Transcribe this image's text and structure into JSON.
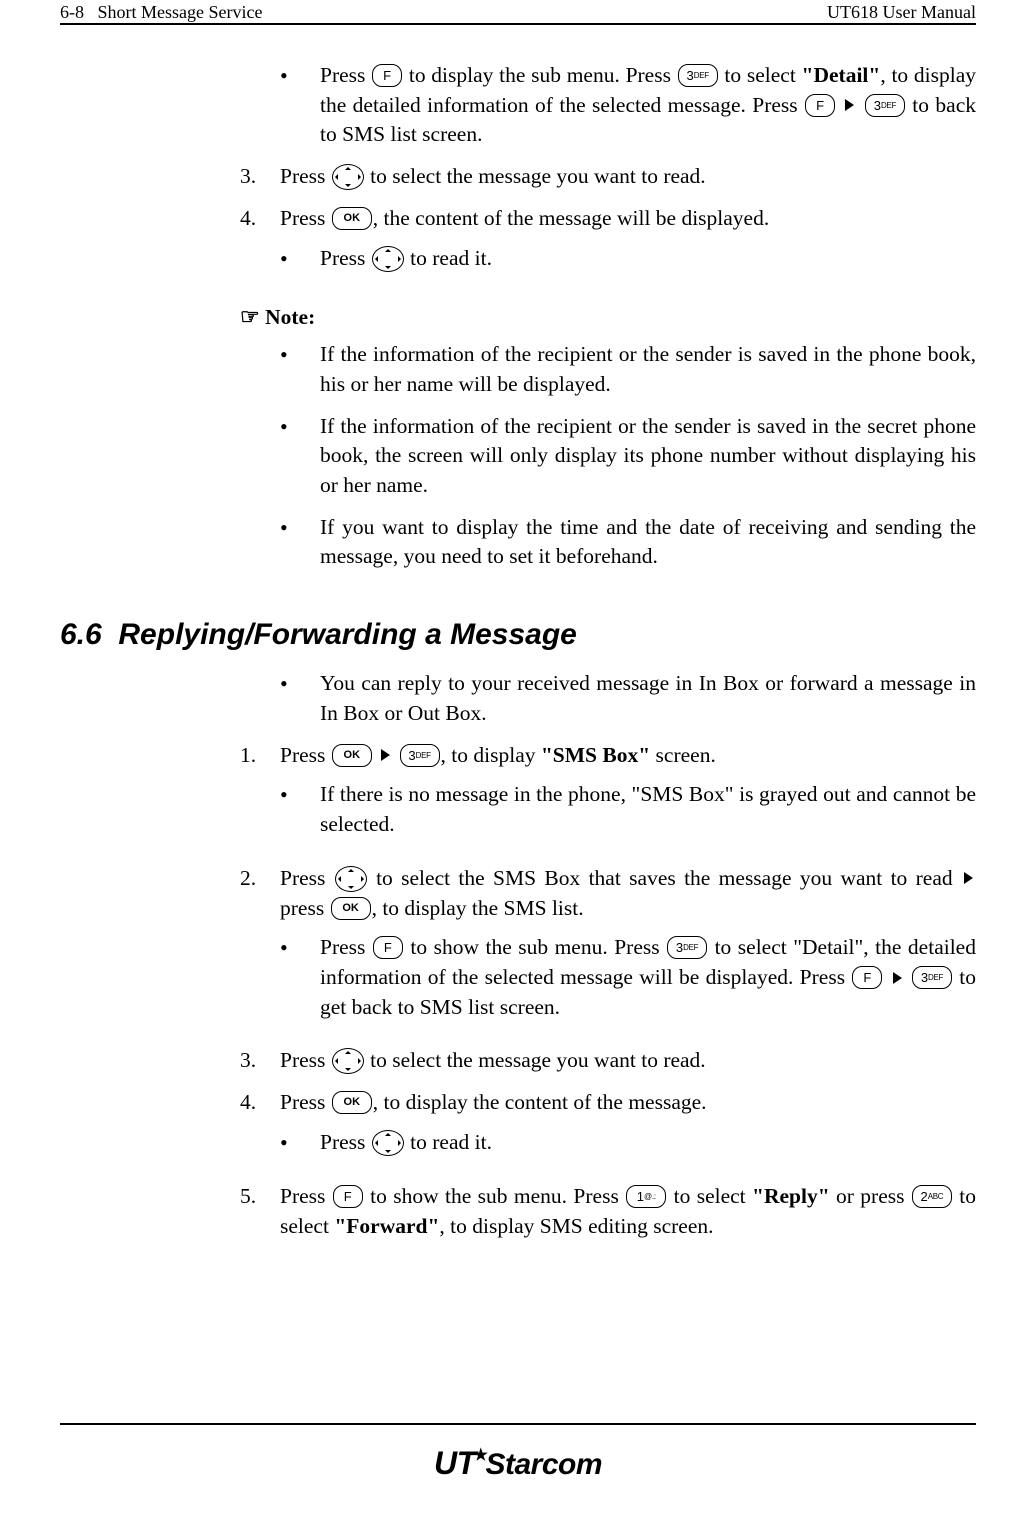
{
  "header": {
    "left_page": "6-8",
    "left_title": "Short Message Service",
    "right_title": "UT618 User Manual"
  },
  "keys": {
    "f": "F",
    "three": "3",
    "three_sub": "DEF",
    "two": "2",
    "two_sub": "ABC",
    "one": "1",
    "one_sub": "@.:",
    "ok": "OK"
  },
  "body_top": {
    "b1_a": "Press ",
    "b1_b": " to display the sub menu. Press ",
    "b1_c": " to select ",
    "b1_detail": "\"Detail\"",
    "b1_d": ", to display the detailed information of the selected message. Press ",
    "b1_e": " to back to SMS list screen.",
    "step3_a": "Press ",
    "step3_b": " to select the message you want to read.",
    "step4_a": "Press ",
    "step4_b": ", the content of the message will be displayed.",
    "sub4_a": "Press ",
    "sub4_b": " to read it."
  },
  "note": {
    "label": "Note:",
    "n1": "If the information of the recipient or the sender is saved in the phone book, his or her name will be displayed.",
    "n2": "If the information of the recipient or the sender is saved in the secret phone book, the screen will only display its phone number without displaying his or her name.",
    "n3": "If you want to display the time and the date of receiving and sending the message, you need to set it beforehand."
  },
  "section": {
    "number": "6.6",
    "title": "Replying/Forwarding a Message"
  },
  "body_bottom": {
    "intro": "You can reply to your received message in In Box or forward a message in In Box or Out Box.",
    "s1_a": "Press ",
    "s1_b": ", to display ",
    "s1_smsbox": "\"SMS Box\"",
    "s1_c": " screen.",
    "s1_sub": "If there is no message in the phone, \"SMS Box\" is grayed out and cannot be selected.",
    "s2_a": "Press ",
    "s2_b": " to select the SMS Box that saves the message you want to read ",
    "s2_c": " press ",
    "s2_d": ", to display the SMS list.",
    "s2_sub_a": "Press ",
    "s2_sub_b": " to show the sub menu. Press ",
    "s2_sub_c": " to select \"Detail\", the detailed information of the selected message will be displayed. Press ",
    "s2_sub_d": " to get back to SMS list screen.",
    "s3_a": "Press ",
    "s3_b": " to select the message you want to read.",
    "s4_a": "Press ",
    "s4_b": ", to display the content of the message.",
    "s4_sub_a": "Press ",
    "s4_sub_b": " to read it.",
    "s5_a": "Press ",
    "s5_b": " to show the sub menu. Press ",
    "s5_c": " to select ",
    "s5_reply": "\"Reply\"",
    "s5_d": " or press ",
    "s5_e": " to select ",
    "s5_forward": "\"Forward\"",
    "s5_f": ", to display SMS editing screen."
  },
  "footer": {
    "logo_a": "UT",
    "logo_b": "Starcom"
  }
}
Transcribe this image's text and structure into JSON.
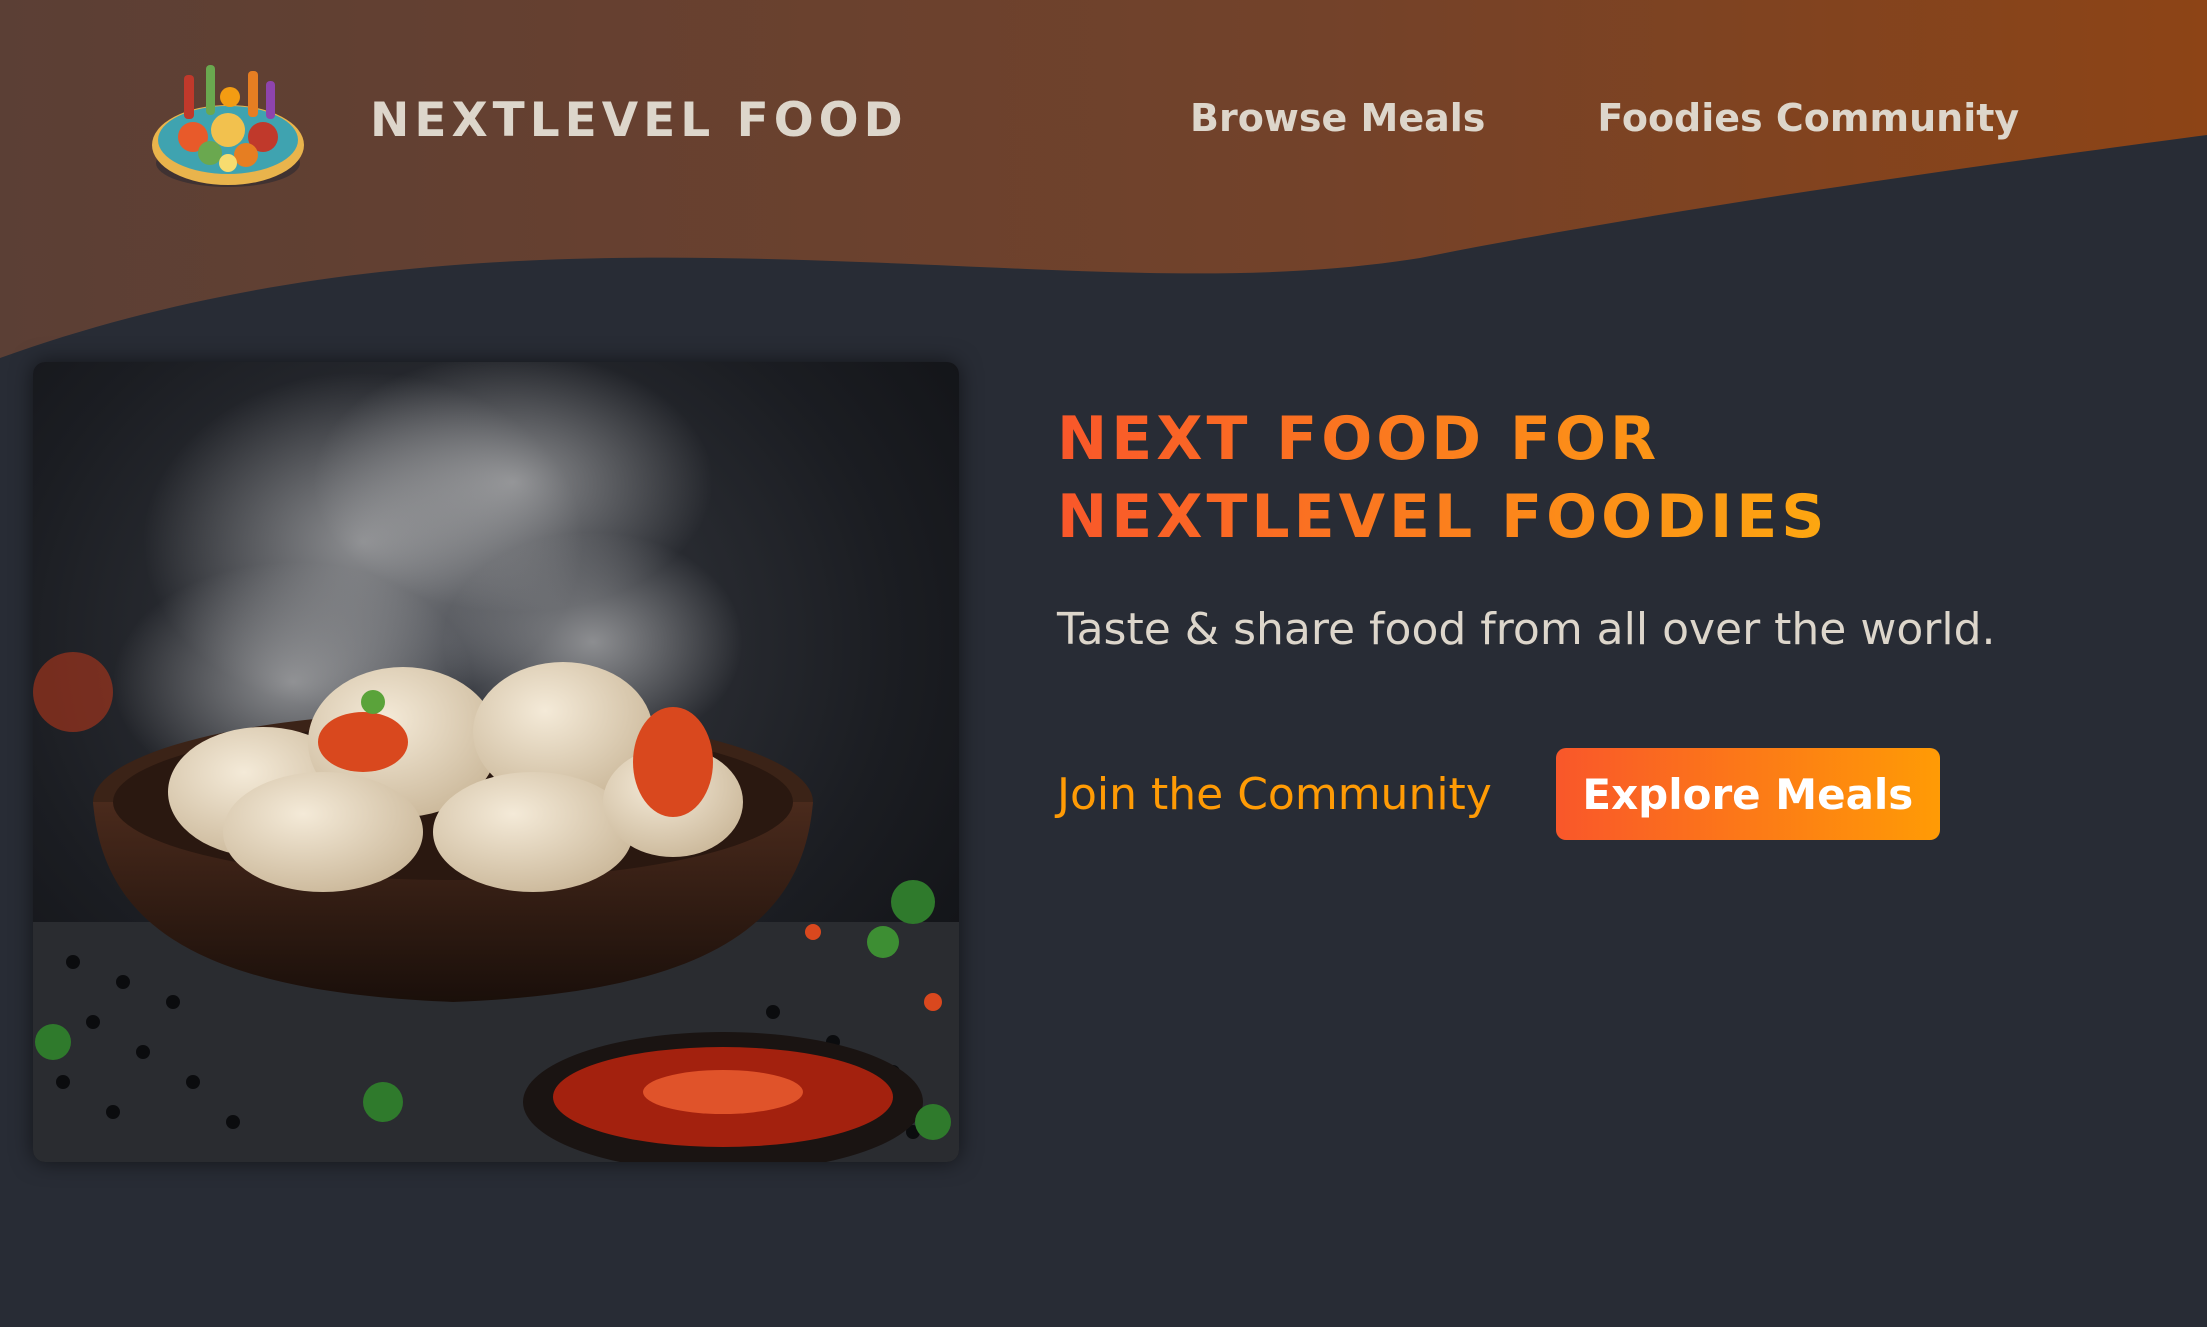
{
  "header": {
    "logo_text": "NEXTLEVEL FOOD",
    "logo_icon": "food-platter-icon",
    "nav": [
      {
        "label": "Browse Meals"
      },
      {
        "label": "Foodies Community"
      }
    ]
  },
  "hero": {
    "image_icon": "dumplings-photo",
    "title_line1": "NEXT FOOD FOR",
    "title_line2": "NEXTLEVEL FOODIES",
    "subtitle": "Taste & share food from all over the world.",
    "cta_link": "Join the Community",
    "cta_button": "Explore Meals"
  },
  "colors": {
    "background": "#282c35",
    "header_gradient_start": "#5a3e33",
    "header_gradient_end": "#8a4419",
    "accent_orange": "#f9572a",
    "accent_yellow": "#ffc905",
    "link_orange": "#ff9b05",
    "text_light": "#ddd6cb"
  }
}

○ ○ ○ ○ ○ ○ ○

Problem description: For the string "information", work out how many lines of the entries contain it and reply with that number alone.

Exercise response: 4